BEGIN

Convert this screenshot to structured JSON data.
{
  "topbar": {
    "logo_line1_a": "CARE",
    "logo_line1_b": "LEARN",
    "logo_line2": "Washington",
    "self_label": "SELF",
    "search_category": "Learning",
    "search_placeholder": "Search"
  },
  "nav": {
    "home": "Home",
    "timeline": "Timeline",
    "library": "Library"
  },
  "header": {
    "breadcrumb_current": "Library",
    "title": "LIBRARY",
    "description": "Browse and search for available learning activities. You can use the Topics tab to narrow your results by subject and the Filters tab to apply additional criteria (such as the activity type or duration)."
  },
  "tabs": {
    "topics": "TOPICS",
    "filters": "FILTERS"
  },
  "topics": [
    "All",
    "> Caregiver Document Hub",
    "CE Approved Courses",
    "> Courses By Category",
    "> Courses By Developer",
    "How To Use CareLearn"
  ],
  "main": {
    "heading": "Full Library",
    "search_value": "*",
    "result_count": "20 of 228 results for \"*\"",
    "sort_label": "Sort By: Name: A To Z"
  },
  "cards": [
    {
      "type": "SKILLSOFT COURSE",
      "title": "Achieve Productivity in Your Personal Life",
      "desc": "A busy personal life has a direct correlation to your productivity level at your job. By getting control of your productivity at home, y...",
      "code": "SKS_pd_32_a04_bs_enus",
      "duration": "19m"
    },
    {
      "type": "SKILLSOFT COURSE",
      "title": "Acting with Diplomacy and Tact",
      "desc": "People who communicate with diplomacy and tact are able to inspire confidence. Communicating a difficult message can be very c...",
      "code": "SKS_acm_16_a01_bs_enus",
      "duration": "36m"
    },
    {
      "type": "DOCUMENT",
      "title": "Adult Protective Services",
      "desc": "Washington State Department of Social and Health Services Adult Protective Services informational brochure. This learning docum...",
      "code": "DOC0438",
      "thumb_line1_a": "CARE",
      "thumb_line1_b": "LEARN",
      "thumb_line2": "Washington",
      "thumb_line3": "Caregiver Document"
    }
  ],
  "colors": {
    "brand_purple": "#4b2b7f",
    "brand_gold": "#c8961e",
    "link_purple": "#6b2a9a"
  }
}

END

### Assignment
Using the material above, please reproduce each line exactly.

### Answer to this task
Convert this screenshot to structured JSON data.
{
  "topbar": {
    "logo_line1_a": "CARE",
    "logo_line1_b": "LEARN",
    "logo_line2": "Washington",
    "self_label": "SELF",
    "search_category": "Learning",
    "search_placeholder": "Search"
  },
  "nav": {
    "home": "Home",
    "timeline": "Timeline",
    "library": "Library"
  },
  "header": {
    "breadcrumb_current": "Library",
    "title": "LIBRARY",
    "description": "Browse and search for available learning activities. You can use the Topics tab to narrow your results by subject and the Filters tab to apply additional criteria (such as the activity type or duration)."
  },
  "tabs": {
    "topics": "TOPICS",
    "filters": "FILTERS"
  },
  "topics": [
    "All",
    "> Caregiver Document Hub",
    "CE Approved Courses",
    "> Courses By Category",
    "> Courses By Developer",
    "How To Use CareLearn"
  ],
  "main": {
    "heading": "Full Library",
    "search_value": "*",
    "result_count": "20 of 228 results for \"*\"",
    "sort_label": "Sort By: Name: A To Z"
  },
  "cards": [
    {
      "type": "SKILLSOFT COURSE",
      "title": "Achieve Productivity in Your Personal Life",
      "desc": "A busy personal life has a direct correlation to your productivity level at your job. By getting control of your productivity at home, y...",
      "code": "SKS_pd_32_a04_bs_enus",
      "duration": "19m"
    },
    {
      "type": "SKILLSOFT COURSE",
      "title": "Acting with Diplomacy and Tact",
      "desc": "People who communicate with diplomacy and tact are able to inspire confidence. Communicating a difficult message can be very c...",
      "code": "SKS_acm_16_a01_bs_enus",
      "duration": "36m"
    },
    {
      "type": "DOCUMENT",
      "title": "Adult Protective Services",
      "desc": "Washington State Department of Social and Health Services Adult Protective Services informational brochure. This learning docum...",
      "code": "DOC0438",
      "thumb_line1_a": "CARE",
      "thumb_line1_b": "LEARN",
      "thumb_line2": "Washington",
      "thumb_line3": "Caregiver Document"
    }
  ],
  "colors": {
    "brand_purple": "#4b2b7f",
    "brand_gold": "#c8961e",
    "link_purple": "#6b2a9a"
  }
}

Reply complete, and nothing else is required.